Anatomy and physiology of Cerambycidae
- Description of body structures - Adaptations and evolutionary interest - Life cycle and reproduction
Ecology and behaviour
- Relationships with host plants - Predation, parasitism and symbiosis
Species diversity and classification
- Overview of the main subfamilies and genera - Species of interest and their specificities - Methods of classification and identification - Beetles as pests and their control
Field guide to observing Cerambycidae
- How and where to look for long-lived beetles - Collection and documentation methods - Ethics and conservation
Threats and conservation
- Environmental threats and their impact on populations - Species conservation and legislation - Case studies of successful conservation
Macrophotography techniques for entomologists
The future of Cerambycidae
The importance of Cerambycidae for biodiversity
The Cerambycidae, also known as the long-horned beetles, are a fascinating and diverse family of insects in the order Coleoptera. This family is one of the largest within the order, comprising more than 35,000 described species divided into several thousand genera. Longhorned beetles are distributed worldwide, from tropical rainforests to temperate forests, and are known for their amazing biodiversity and wide range of morphological adaptations.
In terms of morphology, Cerambycidae are notable for their long bodies and even longer antennae, which can be up to three times longer than their body. The antennae not only serve as sensory organs to help them perceive their surroundings, but also play a role in mating and territorial behaviour. Because of these distinctive features, beetles in this family are easily recognizable and often become the focus of interest for entomologists and naturalists.

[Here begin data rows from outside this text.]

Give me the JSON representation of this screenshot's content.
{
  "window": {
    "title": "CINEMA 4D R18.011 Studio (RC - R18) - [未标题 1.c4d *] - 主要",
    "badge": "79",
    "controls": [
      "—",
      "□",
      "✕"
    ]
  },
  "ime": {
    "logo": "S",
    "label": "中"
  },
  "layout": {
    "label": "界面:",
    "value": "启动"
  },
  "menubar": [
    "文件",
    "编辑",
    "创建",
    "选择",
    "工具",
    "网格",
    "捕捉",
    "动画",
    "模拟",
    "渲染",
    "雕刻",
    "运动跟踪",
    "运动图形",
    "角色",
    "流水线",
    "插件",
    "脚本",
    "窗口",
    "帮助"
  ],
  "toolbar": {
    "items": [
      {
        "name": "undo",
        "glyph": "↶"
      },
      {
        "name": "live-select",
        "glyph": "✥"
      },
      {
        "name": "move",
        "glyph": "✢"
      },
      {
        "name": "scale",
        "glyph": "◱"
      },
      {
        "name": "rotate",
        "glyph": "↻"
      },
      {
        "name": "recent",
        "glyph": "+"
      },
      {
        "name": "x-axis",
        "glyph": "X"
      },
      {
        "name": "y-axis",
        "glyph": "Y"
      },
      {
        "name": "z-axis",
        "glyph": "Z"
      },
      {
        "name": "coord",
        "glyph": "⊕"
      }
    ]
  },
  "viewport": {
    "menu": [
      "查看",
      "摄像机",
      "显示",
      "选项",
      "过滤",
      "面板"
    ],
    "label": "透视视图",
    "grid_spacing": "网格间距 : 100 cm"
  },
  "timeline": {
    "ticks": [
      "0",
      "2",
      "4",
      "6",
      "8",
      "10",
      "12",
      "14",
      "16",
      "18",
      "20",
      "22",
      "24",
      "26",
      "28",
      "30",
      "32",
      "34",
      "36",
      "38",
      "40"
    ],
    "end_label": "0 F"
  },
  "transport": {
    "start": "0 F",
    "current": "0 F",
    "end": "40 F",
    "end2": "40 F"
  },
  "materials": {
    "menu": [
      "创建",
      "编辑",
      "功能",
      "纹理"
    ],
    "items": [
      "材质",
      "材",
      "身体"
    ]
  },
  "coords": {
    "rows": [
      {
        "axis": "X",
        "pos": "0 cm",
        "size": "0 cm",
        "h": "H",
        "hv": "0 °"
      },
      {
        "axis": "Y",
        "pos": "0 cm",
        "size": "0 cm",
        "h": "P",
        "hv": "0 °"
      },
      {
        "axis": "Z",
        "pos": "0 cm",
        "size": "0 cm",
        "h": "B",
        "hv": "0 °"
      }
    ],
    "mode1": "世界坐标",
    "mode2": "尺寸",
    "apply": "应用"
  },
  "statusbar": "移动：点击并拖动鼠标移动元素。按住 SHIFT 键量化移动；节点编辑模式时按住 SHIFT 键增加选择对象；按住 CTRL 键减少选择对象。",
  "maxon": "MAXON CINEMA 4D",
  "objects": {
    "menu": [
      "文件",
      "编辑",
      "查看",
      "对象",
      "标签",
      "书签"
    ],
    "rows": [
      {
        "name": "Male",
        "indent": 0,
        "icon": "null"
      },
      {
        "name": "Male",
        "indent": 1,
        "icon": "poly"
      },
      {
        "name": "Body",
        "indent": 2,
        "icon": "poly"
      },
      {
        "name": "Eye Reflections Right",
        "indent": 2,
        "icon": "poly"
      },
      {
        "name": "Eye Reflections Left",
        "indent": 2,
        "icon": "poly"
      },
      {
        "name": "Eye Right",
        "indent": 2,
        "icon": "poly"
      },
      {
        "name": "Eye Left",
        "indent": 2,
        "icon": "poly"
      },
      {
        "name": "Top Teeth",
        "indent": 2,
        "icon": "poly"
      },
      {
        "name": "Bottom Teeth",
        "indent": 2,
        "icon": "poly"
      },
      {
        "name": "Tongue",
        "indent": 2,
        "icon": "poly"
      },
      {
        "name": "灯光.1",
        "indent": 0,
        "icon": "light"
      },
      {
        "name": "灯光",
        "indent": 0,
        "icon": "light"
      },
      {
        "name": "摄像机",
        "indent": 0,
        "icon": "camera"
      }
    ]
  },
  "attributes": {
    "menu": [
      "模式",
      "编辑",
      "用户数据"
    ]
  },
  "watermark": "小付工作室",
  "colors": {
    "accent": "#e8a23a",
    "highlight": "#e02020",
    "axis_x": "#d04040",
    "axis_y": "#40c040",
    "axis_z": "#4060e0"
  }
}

During their development, longhorned beetles undergo a complete transformation, which means that their life cycle includes four stages: egg, larva, pupa and adult. The larvae are arboreal, meaning they feed on the wood of trees and shrubs. This characteristic has a significant impact on forest ecosystems and the timber industry. Some species can be pests by attacking living trees or weakening wood through their feeding, while other species feed on already dead or dying wood, thus contributing to the process of decomposition and nutrient recycling in the natural environment.
Adults of Cerambycidae are often characterized by colorful and striking patterns on their trusses, which are hard wing covers protecting the soft flight wings located beneath. In addition, some species boast bright colors or intricate structures on their exoskeleton that aid them in camouflage or courtship rituals.
Scientific studies have looked at the Cerambycidae from a variety of perspectives. Entomologists are investigating their role in ecosystems, their impact on forestry, and ways to protect trees from their harmful effects. Taxonomists are constantly working to classify and describe new species, as many areas of the world, especially those with high biodiversity, still harbour undiscovered species of this large and dynamic insect community. Research on longhorn beetles may provide new insights into the evolution of insects and their adaptations to different environments.